• _Work instruction_: Scan the entries below for the word "applicants". Copy out every line in which it occurs.

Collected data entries
========================================
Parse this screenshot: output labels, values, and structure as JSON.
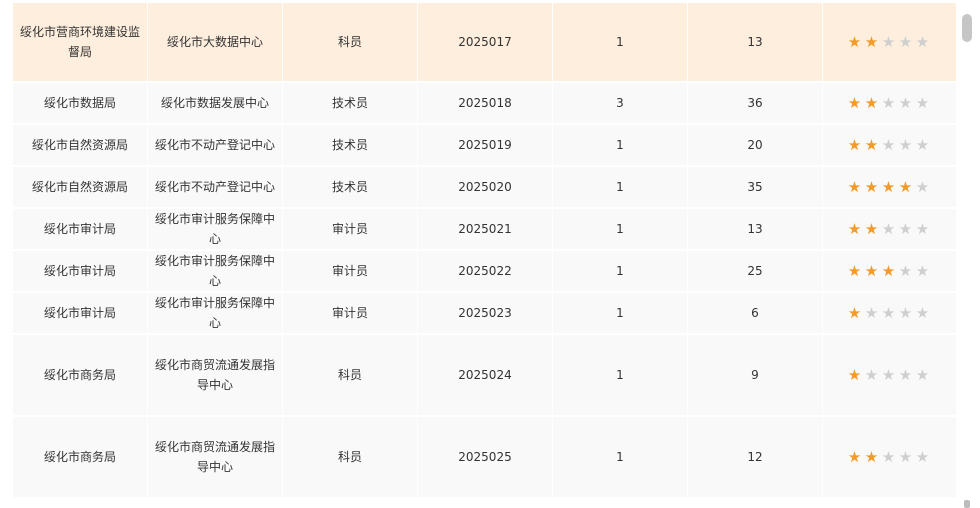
{
  "rows": [
    {
      "dept": "绥化市营商环境建设监督局",
      "unit": "绥化市大数据中心",
      "position": "科员",
      "code": "2025017",
      "count": "1",
      "applicants": "13",
      "rating": 2
    },
    {
      "dept": "绥化市数据局",
      "unit": "绥化市数据发展中心",
      "position": "技术员",
      "code": "2025018",
      "count": "3",
      "applicants": "36",
      "rating": 2
    },
    {
      "dept": "绥化市自然资源局",
      "unit": "绥化市不动产登记中心",
      "position": "技术员",
      "code": "2025019",
      "count": "1",
      "applicants": "20",
      "rating": 2
    },
    {
      "dept": "绥化市自然资源局",
      "unit": "绥化市不动产登记中心",
      "position": "技术员",
      "code": "2025020",
      "count": "1",
      "applicants": "35",
      "rating": 4
    },
    {
      "dept": "绥化市审计局",
      "unit": "绥化市审计服务保障中心",
      "position": "审计员",
      "code": "2025021",
      "count": "1",
      "applicants": "13",
      "rating": 2
    },
    {
      "dept": "绥化市审计局",
      "unit": "绥化市审计服务保障中心",
      "position": "审计员",
      "code": "2025022",
      "count": "1",
      "applicants": "25",
      "rating": 3
    },
    {
      "dept": "绥化市审计局",
      "unit": "绥化市审计服务保障中心",
      "position": "审计员",
      "code": "2025023",
      "count": "1",
      "applicants": "6",
      "rating": 1
    },
    {
      "dept": "绥化市商务局",
      "unit": "绥化市商贸流通发展指导中心",
      "position": "科员",
      "code": "2025024",
      "count": "1",
      "applicants": "9",
      "rating": 1
    },
    {
      "dept": "绥化市商务局",
      "unit": "绥化市商贸流通发展指导中心",
      "position": "科员",
      "code": "2025025",
      "count": "1",
      "applicants": "12",
      "rating": 2
    }
  ],
  "star_max": 5,
  "colors": {
    "star_on": "#f29a2a",
    "star_off": "#cfcfcf",
    "highlight_row": "#fdeedd",
    "row": "#f9f9f9"
  },
  "icons": {
    "star": "star-icon"
  }
}
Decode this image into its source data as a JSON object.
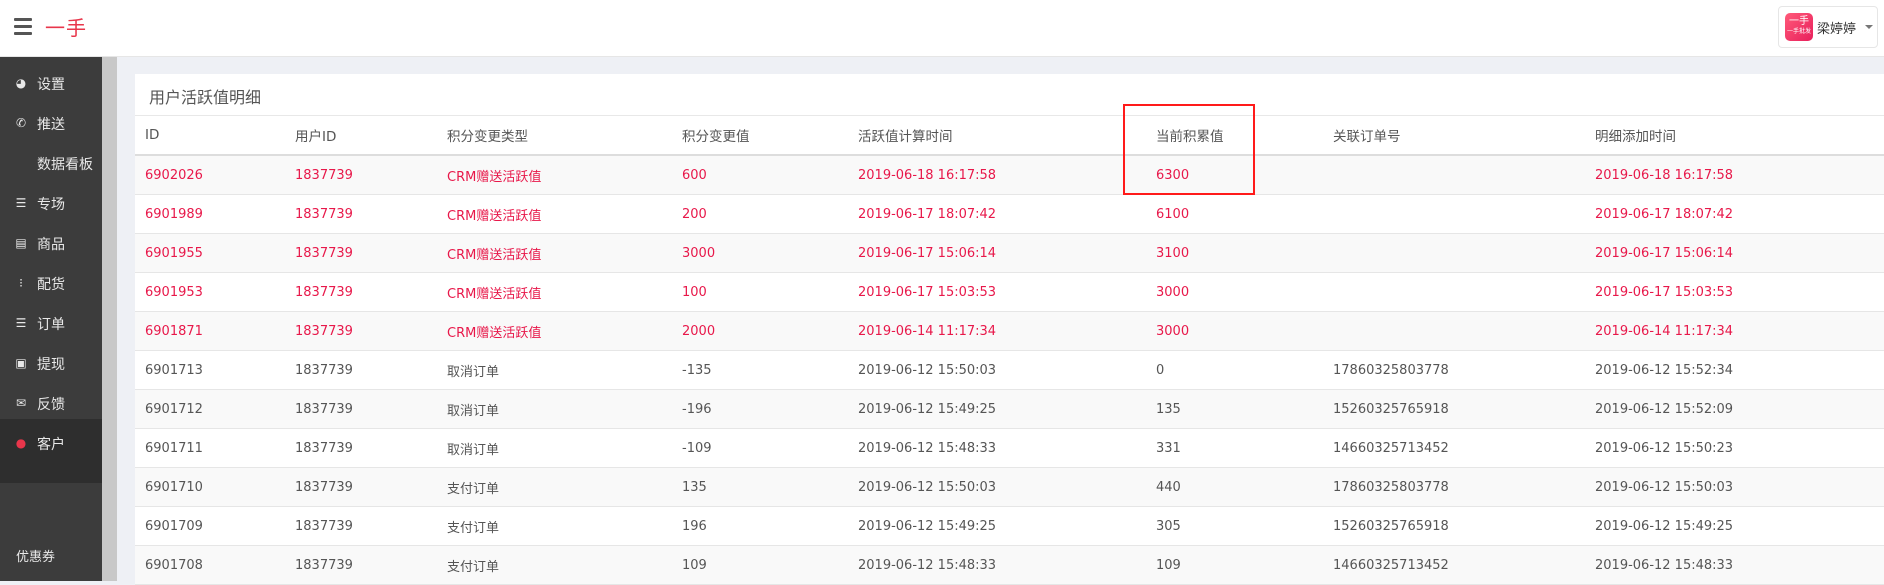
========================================
• _Output for this task_:
      "applicants": "13",
      "applicants": "36",
      "applicants": "20",
      "applicants": "35",
      "applicants": "13",
      "applicants": "25",
      "applicants": "6",
      "applicants": "9",
      "applicants": "12",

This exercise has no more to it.